In 2016, after years of dyeing my hair, I decided to grow out my natural colour. To have a look at what I’ve been covering up for 15 years and see if I liked it. It’s now chin-length, and I do like it. But it’s taken me a while to accept one small fact; I’m not as ginger as I thought I was.
Let me backtrack. I’ve had a complicated relationship with my hair colour since I was aged 13, when a friend and I shared a pack of red hair dye, leaving her brunette strands with a hint of red and turning my fine, silky blonde hair a pleasing ginge, albeit dry and damaged. “What have you done?” and “Your hair was so nice before” were comments I was met with at school. Plus, my mum was furious, despite being a lifelong henna-head herself.
From then on I became focused on getting my blonde hair back, but it never came back; even when the roots grew in they were red-brown, and my hair was no longer silky and straight. The dye damage had made it an unruly, half-wavy half-straight, unmanageable mess. I felt like I’d ruined my hair, and my LIFE (emotional times).
As I’m pretty sure all of us know, UK school kids (and some adults) can be tough on young redheads. I was never overtly bullied – it’s possible I escaped by having a slightly more ambiguous hair colour – but I definitely absorbed the prejudice. I became very self-conscious about my hair. Whenever someone around me insulted red hair I felt myself shrinking, especially as there was usually a moment of panic in their eyes as they checked my roots and assessed whether they had just insulted me.
Cue many years of bleaching, straightening, and blow-drying upside down in an attempt to look like Friends series 5 Rachel, though I never quite emulated her. Here’s what I managed instead:
After five years of bleach I tried black hair, brown hair, a shaved head, more bleach, a blunt fringe, layers, and about 18 different side fringes. Last year I was considering a perm. But finally, it seems, the urge to change my appearance has gone away. This is something akin to magic for someone so enduringly beguiled by ‘self-improvement’.
What brought about this change? Something as simple as accepting my natural hair colour. I had about four inches of roots when I stumbled upon Ginger Parrot for the first time, along with others that are dedicated to celebrating red hair. It was exactly what I needed to see and it changed my entire hair-identity. Now I find red to be the most beautiful of hair colours.
But then guess what happened? My hair suddenly wasn’t red enough! Sure, my dentist referred to me as a redhead (which was great) and it looks warm under most lights, but some people say I have brown hair, others think ash blonde, and others reddy-brown. The only thing that’s become obvious is that I quiz people about my hair too often. When my little cousin comes to visit I ask, “What colour would you say my hair is..?” “Light brown?” “Oh.”

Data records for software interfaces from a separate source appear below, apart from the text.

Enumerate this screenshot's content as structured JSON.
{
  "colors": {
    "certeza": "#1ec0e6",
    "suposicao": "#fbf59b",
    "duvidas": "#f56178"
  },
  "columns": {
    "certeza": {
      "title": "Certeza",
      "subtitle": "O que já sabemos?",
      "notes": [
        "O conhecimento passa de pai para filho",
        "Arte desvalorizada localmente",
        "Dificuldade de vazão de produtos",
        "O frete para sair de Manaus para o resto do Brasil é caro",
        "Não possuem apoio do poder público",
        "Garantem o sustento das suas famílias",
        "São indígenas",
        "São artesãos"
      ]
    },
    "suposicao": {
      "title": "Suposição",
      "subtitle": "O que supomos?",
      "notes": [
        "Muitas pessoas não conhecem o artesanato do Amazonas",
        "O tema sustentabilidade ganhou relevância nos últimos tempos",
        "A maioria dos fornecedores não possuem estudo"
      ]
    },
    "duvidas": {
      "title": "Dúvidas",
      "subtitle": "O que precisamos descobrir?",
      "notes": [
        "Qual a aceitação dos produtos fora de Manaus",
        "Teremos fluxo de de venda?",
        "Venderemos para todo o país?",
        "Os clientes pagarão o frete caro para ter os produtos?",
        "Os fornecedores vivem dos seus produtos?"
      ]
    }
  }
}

So now, ironically, I’ve had to accept being less redheaded than I thought I was. And not having an easy answer to the question, “What colour is your hair?”